"If this guy prints more money between now and the election, I dunno what y'all would do to him in Iowa, but we would treat him pretty ugly down in Texas."
Such were the words of Texas Gov. and Republican presidential hopeful Rick Perry, speaking in Iowa, in August 2011. The "guy" he mentioned was U.S. Federal Reserve Chairman Ben Bernanke, whose policy of quantitative easing, Perry went on to describe, as "almost treasonous." If the Texan's words seemed to come from an old-school Hollywood western, so did the response of Bernanke. Evidently aware that "a man's gotta do what a man's gotta do," as the actor John Wayne is said to have put it, he journeyed to El Paso, in deepest Texas, and explained the purpose of monetary policy to soldiers at Fort Bliss.
In most developed countries, central banks are, in theory, independent entities. Immune from the hurly-burly of politics, they are supposed to formulate the best possible policies in a cool-headed, technocratic manner. In reality, monetary policy has always been highly political, and it has become increasingly so in the aftermath of the global financial crisis. Economic conditions are more complex and confusing than ever. Central bankers need intellectual flexibility, a clear understanding of the balance of economic risks and, not least, the Bernanke-style courage to face down hostile elements, like Gary Cooper standing up to gun-slingers in Fred Zinnemann's 1952 film "High Noon."
Haruhiko Kuroda, governor of the Bank of Japan, finds himself today in a position not dissimilar to Ben Bernanke in 2011. The BOJ's initial burst of unconventional monetary policy has clearly achieved results -- inflationary expectations are higher, asset markets have surged, and corporate profits are booming. Even so, the reflationary process is at an early stage, and there is little "feel-good factor" at street level. It is no surprise, then, that the patch of economic weakness Japan has experienced in the past six months has emboldened critics of Kuroda's monetary policy, and of the broader stimulus program championed by Prime Minister Shinzo Abe, which is widely referred to as Abenomics.
Former Finance Minister Hirohisa Fujii claimed recently that quantitative easing was a mistake, and called for intervention in the currency market. Hideo Hayakawa, former head of the BOJ's research institute, called for the bank to start tapering its asset purchases after less than two years of reflation. Representatives of small and medium-size enterprises in Japan's central-western Kansai region have complained to Kuroda about the weak yen.
Other critics of Abenomics were comfortable under deflation and would be happy to see it return. Some represent interest groups that suffer from currency weakness but kept quiet while benefitting from the strong yen of previous years. More general is the search for a plausible narrative to explain away the poor performance of the Japanese economy in recent months. The yen is a useful scapegoat, even though in trade-weighted terms it has hardly changed since the start of the year.

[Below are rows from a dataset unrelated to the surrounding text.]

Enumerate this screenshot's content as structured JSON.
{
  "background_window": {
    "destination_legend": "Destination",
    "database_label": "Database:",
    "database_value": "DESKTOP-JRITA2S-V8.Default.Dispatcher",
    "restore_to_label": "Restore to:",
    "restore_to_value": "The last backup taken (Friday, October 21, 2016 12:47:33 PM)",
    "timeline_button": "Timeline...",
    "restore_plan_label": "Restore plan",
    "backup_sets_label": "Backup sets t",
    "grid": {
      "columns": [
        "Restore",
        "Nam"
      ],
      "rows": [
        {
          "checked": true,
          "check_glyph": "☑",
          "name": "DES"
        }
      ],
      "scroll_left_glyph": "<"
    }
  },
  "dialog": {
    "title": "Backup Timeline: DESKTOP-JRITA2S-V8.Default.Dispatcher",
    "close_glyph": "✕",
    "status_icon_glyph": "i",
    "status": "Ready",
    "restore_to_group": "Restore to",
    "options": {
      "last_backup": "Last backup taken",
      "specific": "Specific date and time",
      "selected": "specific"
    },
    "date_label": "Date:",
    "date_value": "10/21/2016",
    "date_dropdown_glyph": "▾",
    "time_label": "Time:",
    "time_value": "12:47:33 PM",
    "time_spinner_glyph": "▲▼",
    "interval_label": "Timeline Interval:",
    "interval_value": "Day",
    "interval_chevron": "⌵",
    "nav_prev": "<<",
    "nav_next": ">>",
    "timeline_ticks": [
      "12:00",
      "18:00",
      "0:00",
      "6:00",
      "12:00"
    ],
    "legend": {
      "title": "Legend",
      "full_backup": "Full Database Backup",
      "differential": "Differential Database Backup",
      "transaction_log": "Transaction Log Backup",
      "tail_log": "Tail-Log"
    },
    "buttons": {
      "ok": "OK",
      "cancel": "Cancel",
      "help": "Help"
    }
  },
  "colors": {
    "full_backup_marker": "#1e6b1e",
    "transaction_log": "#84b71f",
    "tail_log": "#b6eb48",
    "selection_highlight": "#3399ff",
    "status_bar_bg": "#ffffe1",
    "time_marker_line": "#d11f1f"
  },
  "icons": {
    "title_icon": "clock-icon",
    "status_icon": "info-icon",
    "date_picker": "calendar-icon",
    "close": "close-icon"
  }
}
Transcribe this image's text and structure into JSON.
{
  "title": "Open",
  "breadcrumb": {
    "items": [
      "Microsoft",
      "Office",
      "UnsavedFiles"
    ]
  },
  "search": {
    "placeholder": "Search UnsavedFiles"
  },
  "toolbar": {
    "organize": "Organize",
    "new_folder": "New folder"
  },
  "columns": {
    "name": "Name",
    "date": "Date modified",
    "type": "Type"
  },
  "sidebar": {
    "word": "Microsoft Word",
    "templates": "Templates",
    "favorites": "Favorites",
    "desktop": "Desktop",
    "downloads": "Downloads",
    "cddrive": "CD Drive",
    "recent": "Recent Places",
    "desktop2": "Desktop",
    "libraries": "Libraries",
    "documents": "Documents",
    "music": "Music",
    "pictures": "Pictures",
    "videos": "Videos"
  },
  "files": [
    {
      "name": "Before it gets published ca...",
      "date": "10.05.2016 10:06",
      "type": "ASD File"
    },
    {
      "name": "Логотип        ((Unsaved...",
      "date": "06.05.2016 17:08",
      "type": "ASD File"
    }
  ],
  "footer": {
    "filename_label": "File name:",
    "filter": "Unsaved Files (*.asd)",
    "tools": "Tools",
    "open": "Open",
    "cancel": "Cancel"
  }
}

The real reason for the economy's loss of momentum is not hard to identify. It is the decision to hike the consumption tax by 3 percentage points in April, to 8%, which had the predictable effect of stalling household spending. The financial bureaucracy, the major opposition parties, the business community and the media were all complicit in this policy blunder and are loathe to admit it. Worse, pressure is now mounting on Abe to approve a second tax hike for 2015. One can only hope this time he will have the gumption to withstand it.
In terms of monetary policy, the key point is that you cannot aim at two targets at the same time. If Kuroda were to attempt to stabilize the yen, it would mean abandoning the 2% inflation goal that is at the heart of Abenomics. Both he and Abe should make it clear that this is out of the question. Furthermore, in a deflationary global environment a weak currency is a useful weapon. It benefits not just exporters, but domestic industries that compete with imports, raises the yen value of Japan's bulging portfolio of overseas assets, and encourages companies to favor onshore production -- as exemplified by auto-parts maker Denso's recent decision to add new capacity at home.
Kuroda's other enemy is complacency. The BOJ's internal research places too much emphasis on output gap analysis, which has been abandoned by the Fed and the Bank of England, and, worse, opinion surveys that have no track record of accuracy. The reality is that achieving the inflation target is a multiyear process that will probably require several rounds of QE. The next round is required soon, because the recent decline in the oil price means that Japanese consumer inflation will likely be closer to 0% than 2% by next summer.
After his confrontation with Perry, Bernanke went on to introduce a third round of QE. He then announced the tapering strategy that would bring the Fed's asset purchases to a gradual close, and rode off into the sunset, much like Alan Ladd as the wounded hero in "Shane," George Stevens' classic 1953 western.
Japan understands westerns, too, as the recent Japanese remake of Clint Eastwood's "Unforgiven" shows. If Kuroda can despatch the forces of resistance as coolly as Ken Watanabe does in the final confrontation, reflation should soon be back on track.
Peter Tasker is an analyst with Arcus Research in Tokyo.